▶ [Task requirements] Wherever the string "this" occurs in a line of these records, report that line.

(Dataset rows describing interfaces)
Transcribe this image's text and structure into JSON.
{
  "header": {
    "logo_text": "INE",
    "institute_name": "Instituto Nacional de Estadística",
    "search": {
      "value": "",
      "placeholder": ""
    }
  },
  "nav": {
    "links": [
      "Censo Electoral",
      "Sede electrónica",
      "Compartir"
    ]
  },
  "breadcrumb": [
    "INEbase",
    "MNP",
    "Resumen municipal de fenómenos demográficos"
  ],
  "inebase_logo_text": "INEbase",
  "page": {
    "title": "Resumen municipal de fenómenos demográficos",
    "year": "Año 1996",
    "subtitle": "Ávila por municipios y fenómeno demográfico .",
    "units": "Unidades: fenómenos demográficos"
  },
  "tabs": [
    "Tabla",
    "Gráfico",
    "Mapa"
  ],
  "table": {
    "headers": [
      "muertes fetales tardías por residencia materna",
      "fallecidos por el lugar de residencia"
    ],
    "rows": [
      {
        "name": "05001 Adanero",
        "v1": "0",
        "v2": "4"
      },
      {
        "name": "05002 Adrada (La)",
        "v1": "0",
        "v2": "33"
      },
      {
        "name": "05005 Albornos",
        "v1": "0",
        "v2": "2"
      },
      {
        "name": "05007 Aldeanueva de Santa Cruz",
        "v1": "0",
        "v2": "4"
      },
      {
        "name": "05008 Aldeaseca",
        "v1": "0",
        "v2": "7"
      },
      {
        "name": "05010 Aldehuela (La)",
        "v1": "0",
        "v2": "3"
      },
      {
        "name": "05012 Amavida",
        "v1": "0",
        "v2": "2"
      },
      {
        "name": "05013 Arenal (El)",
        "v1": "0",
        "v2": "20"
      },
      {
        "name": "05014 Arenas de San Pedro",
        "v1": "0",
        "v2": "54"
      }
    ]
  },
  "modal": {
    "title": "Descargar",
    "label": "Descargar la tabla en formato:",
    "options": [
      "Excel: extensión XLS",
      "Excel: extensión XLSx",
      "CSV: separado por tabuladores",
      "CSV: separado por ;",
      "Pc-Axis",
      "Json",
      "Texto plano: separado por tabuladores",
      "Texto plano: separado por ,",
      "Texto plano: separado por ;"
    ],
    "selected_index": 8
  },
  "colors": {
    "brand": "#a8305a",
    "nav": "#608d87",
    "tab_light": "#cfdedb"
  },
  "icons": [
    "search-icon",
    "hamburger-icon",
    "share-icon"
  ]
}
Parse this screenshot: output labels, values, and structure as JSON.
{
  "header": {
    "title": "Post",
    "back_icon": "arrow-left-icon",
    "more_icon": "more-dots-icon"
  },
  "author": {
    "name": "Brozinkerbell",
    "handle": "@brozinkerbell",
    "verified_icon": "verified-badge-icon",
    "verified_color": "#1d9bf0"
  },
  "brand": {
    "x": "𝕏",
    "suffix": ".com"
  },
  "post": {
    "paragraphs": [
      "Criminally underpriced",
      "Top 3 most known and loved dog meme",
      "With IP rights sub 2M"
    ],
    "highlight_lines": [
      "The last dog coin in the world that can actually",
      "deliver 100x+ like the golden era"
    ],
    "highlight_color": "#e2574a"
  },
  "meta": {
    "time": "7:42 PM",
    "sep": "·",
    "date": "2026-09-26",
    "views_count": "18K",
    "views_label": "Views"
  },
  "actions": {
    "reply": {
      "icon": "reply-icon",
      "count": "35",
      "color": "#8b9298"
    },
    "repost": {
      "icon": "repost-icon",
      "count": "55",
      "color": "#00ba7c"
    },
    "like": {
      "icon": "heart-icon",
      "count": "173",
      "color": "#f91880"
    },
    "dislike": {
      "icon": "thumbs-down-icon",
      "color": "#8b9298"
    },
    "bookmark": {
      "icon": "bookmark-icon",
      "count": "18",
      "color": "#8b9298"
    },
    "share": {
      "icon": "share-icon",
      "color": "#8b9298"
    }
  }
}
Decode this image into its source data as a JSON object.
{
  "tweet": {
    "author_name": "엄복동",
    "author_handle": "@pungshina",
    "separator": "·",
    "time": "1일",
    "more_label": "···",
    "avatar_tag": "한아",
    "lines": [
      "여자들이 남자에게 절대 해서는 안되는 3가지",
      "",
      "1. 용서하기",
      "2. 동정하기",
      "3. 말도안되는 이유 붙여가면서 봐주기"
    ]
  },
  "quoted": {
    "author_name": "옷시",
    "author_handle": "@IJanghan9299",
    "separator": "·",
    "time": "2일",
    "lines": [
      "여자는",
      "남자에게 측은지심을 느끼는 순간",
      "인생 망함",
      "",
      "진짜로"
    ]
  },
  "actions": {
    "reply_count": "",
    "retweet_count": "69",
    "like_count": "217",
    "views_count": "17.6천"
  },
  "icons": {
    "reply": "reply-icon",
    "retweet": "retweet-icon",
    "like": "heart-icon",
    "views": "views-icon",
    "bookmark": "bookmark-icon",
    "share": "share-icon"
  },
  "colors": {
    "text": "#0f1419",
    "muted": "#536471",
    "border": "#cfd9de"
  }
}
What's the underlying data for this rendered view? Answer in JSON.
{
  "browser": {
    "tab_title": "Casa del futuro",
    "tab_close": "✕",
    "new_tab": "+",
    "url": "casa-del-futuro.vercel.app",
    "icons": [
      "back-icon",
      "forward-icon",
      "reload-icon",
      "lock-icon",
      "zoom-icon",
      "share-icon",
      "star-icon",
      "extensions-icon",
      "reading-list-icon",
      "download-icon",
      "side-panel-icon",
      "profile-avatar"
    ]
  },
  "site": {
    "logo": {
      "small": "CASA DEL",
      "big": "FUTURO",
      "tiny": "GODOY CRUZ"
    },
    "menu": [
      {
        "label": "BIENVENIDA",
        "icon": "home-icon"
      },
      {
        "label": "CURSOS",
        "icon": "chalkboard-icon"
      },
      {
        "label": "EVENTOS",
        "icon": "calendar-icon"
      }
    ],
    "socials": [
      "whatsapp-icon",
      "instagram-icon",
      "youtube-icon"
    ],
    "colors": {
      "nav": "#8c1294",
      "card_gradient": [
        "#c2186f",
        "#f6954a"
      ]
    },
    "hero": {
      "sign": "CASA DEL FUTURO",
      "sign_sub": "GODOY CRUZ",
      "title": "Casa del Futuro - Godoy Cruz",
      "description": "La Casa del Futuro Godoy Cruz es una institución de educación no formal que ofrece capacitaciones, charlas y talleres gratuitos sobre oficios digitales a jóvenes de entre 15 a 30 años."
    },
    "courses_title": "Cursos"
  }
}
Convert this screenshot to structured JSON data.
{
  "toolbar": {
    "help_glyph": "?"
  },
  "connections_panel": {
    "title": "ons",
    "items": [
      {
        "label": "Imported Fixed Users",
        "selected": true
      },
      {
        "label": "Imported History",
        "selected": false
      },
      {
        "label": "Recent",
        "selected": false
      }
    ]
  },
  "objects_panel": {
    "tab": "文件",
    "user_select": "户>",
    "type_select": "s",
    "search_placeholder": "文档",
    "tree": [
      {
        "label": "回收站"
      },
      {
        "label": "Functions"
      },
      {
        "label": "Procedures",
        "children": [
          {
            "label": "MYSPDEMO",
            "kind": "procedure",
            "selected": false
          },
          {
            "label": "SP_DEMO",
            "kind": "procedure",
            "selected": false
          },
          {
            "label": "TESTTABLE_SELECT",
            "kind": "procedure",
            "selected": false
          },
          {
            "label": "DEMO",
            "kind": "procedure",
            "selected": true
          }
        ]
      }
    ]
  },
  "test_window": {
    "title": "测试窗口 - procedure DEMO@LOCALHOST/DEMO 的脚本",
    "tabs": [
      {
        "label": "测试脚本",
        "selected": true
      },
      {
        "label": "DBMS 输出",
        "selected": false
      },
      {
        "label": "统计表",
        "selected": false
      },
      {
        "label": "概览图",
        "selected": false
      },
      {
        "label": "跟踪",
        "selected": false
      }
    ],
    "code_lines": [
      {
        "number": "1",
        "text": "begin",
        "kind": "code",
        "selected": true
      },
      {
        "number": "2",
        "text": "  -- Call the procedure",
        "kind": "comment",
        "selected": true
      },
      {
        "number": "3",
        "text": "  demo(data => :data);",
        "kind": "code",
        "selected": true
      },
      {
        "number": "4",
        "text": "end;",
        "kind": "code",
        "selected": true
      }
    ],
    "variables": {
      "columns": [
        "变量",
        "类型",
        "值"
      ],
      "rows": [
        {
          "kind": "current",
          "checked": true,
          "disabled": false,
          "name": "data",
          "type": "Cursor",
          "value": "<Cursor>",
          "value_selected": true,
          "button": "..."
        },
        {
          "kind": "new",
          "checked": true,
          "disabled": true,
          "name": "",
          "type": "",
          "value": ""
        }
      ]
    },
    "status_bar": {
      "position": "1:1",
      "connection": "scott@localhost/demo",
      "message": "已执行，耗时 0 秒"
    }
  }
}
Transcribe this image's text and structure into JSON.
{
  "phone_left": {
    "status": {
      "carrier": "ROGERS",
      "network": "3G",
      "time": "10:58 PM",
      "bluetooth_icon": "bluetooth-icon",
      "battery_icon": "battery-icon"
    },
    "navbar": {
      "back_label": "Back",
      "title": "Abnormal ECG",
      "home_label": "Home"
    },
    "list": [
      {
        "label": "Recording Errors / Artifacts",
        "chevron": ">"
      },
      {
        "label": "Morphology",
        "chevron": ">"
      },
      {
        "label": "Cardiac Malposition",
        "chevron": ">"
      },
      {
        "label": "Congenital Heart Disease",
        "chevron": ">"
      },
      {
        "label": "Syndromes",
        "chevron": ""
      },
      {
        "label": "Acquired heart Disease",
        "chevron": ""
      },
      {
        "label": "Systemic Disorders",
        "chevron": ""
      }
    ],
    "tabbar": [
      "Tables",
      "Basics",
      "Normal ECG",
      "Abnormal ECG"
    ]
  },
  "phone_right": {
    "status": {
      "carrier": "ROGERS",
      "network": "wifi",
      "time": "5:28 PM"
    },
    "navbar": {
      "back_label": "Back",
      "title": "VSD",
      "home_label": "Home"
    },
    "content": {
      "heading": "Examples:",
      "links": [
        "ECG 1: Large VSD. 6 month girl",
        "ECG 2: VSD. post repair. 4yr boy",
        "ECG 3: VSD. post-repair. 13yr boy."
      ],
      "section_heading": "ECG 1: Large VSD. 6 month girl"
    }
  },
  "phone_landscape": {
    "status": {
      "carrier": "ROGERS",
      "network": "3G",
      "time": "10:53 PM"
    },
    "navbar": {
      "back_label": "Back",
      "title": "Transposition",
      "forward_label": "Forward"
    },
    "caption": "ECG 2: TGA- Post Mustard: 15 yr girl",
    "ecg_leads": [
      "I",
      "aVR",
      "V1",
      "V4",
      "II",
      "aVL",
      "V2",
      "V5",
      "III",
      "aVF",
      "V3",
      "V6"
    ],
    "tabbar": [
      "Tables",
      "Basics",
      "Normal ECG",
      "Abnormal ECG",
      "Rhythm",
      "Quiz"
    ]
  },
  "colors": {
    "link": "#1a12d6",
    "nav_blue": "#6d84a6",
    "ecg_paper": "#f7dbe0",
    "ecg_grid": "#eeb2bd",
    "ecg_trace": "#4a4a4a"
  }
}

▶ [Problem solution]
Transcribe this image's text and structure into JSON.
Parse this screenshot: output labels, values, and structure as JSON.
Decode this image into its source data as a JSON object.
What's the underlying data for this rendered view? Answer in JSON.
Convert this screenshot to structured JSON data.
Transcribe this image's text and structure into JSON.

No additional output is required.